• 1 crushing

    We crush the grains gently to break open the kernels and get access to the starches inside. Brewing starts with crushing the grains, mostly malted barley and also wheat, rye and oats for some beers.
  • 2 mashing

    In the mash vessel we combine the crushed grains with warm water. Natural enzymes in the malt convert the starches to sugars that will be fermentable by yeast later in the process. Different mash temperatures produce varying levels of fermentable sugars. 
  • 3 lautering

    After mashing we transfer all the grains and liquid over to the lautering vessel. During lautering we separate the sweet liquid from from the grains, and also rinse the grains to extract all the sugars. This sweet liquid is called wort”. The spent grains are then fed by a local farmer to some very happy cows.
  • 4 boiling

    After lautering we transfer the wort to the boil kettle and start boiling. The boiling process is usually one hour and in this time we add hops at different intervals. Hops added early in the boil give beer its bitterness, while hops added later primarily give aroma.
  • 5 whirlpooling

    Next we transfer the boiled wort to the whirlpool vessel through a special inlet, causing the liquid to move in a circular fashion. This causes solids (hops and other sediment) to collect in the center. Then we can drain off the wort and leave the sediments behind.
  • 6 cooling

    After whirlpooling the wort must be cooled. We pump the wort through a heat exchanger which uses fresh water for cooling. Cooled wort exits the heat exchanger on the way to the fermenter, and we collect heated water to be used for the next brew, saving energy.
  • 7 fermentation

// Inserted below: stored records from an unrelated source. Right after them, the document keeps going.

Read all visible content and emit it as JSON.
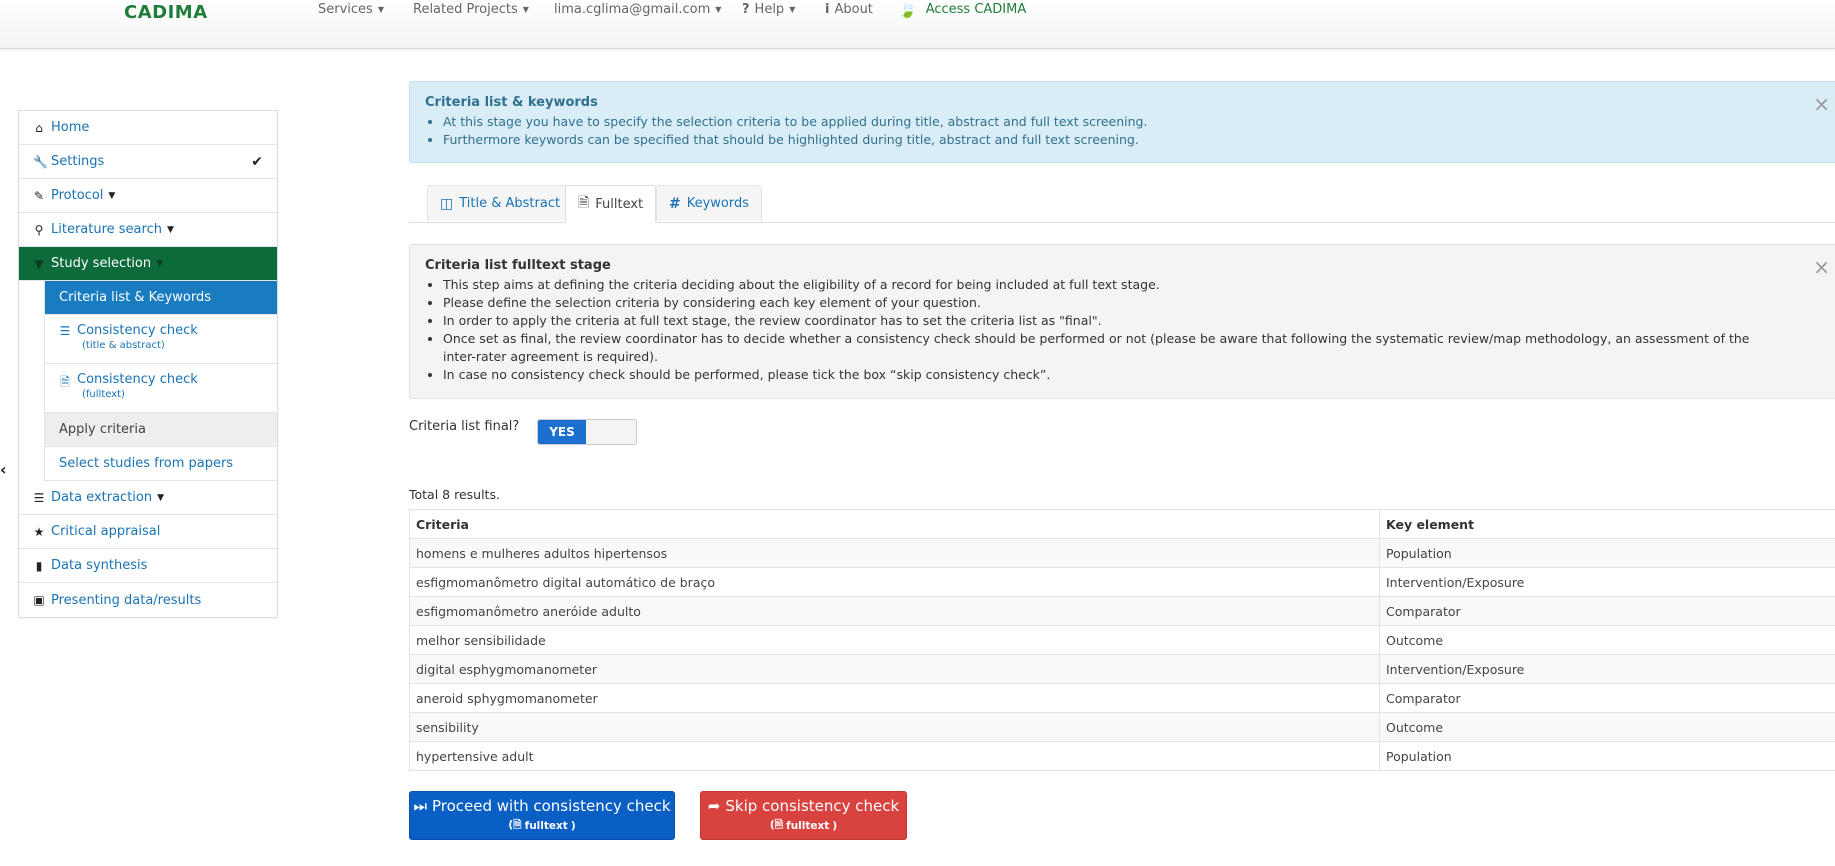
{
  "navbar": {
    "brand": "CADIMA",
    "items": [
      {
        "label": "Services",
        "icon": "",
        "caret": true
      },
      {
        "label": "Related Projects",
        "icon": "",
        "caret": true
      },
      {
        "label": "lima.cglima@gmail.com",
        "icon": "",
        "caret": true
      },
      {
        "label": "Help",
        "icon": "?",
        "caret": true
      },
      {
        "label": "About",
        "icon": "i",
        "caret": false
      }
    ],
    "access_label": "Access CADIMA"
  },
  "sidebar": {
    "items": [
      {
        "label": "Home",
        "icon": "home-icon"
      },
      {
        "label": "Settings",
        "icon": "wrench-icon"
      },
      {
        "label": "Protocol",
        "icon": "pencil-icon"
      },
      {
        "label": "Literature search",
        "icon": "search-icon"
      },
      {
        "label": "Study selection",
        "icon": "filter-icon"
      },
      {
        "label": "Criteria list & Keywords"
      },
      {
        "label": "Consistency check",
        "sublabel": "(title & abstract)",
        "icon": "list-icon"
      },
      {
        "label": "Consistency check",
        "sublabel": "(fulltext)",
        "icon": "document-icon"
      },
      {
        "label": "Apply criteria"
      },
      {
        "label": "Select studies from papers"
      },
      {
        "label": "Data extraction",
        "icon": "list-icon"
      },
      {
        "label": "Critical appraisal",
        "icon": "star-icon"
      },
      {
        "label": "Data synthesis",
        "icon": "file-icon"
      },
      {
        "label": "Presenting data/results",
        "icon": "picture-icon"
      }
    ]
  },
  "info_alert": {
    "title": "Criteria list & keywords",
    "lines": [
      "At this stage you have to specify the selection criteria to be applied during title, abstract and full text screening.",
      "Furthermore keywords can be specified that should be highlighted during title, abstract and full text screening."
    ]
  },
  "tabs": [
    {
      "label": "Title & Abstract",
      "icon": "columns-icon"
    },
    {
      "label": "Fulltext",
      "icon": "document-icon"
    },
    {
      "label": "Keywords",
      "icon": "hashtag-icon"
    }
  ],
  "stage_alert": {
    "title": "Criteria list fulltext stage",
    "lines": [
      "This step aims at defining the criteria deciding about the eligibility of a record for being included at full text stage.",
      "Please define the selection criteria by considering each key element of your question.",
      "In order to apply the criteria at full text stage, the review coordinator has to set the criteria list as \"final\".",
      "Once set as final, the review coordinator has to decide whether a consistency check should be performed or not (please be aware that following the systematic review/map methodology, an assessment of the inter-rater agreement is required).",
      "In case no consistency check should be performed, please tick the box “skip consistency check”."
    ]
  },
  "final_toggle": {
    "label": "Criteria list final?",
    "value": "YES"
  },
  "results": {
    "total_label": "Total 8 results.",
    "columns": [
      "Criteria",
      "Key element"
    ],
    "rows": [
      [
        "homens e mulheres adultos hipertensos",
        "Population"
      ],
      [
        "esfigmomanômetro digital automático de braço",
        "Intervention/Exposure"
      ],
      [
        "esfigmomanômetro aneróide adulto",
        "Comparator"
      ],
      [
        "melhor sensibilidade",
        "Outcome"
      ],
      [
        "digital esphygmomanometer",
        "Intervention/Exposure"
      ],
      [
        "aneroid sphygmomanometer",
        "Comparator"
      ],
      [
        "sensibility",
        "Outcome"
      ],
      [
        "hypertensive adult",
        "Population"
      ]
    ]
  },
  "buttons": {
    "proceed": {
      "label": "Proceed with consistency check",
      "sub": "fulltext"
    },
    "skip": {
      "label": "Skip consistency check",
      "sub": "fulltext"
    }
  },
  "colors": {
    "brand_green": "#1e7d3a",
    "active_green": "#0d6a3b",
    "active_blue": "#1a7cc0",
    "proceed_blue": "#0a5fc4",
    "skip_red": "#d9433f"
  }
}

    Once the cooled wort is moved to the fermenter we add brewer’s yeast. The type of yeast depends on what beer is being made. Yeast consumes the natural sugars in the wort and converts these to alcohol and CO2. Yeast type and temperature have a very big impact on the flavour.
  • 8 conditioning

    After fermentation the beer needs time at cold temperatures for conditioning. During this time the yeast will sediment and the beer will become clearer. For some beers like IPA’s we also add hops in a process called dry hopping. This gives IPA styles their characteristic aroma.
  • 9 packaging

    After conditioning the beer is centrifuged to remove yeast and hop particles. This is not a filter, but a gentle way to remove sediments. The beer is then carbonated and we package it in cans, bottles and kegs. The freshly packaged beer is then sent to customers to enjoy. Cheers!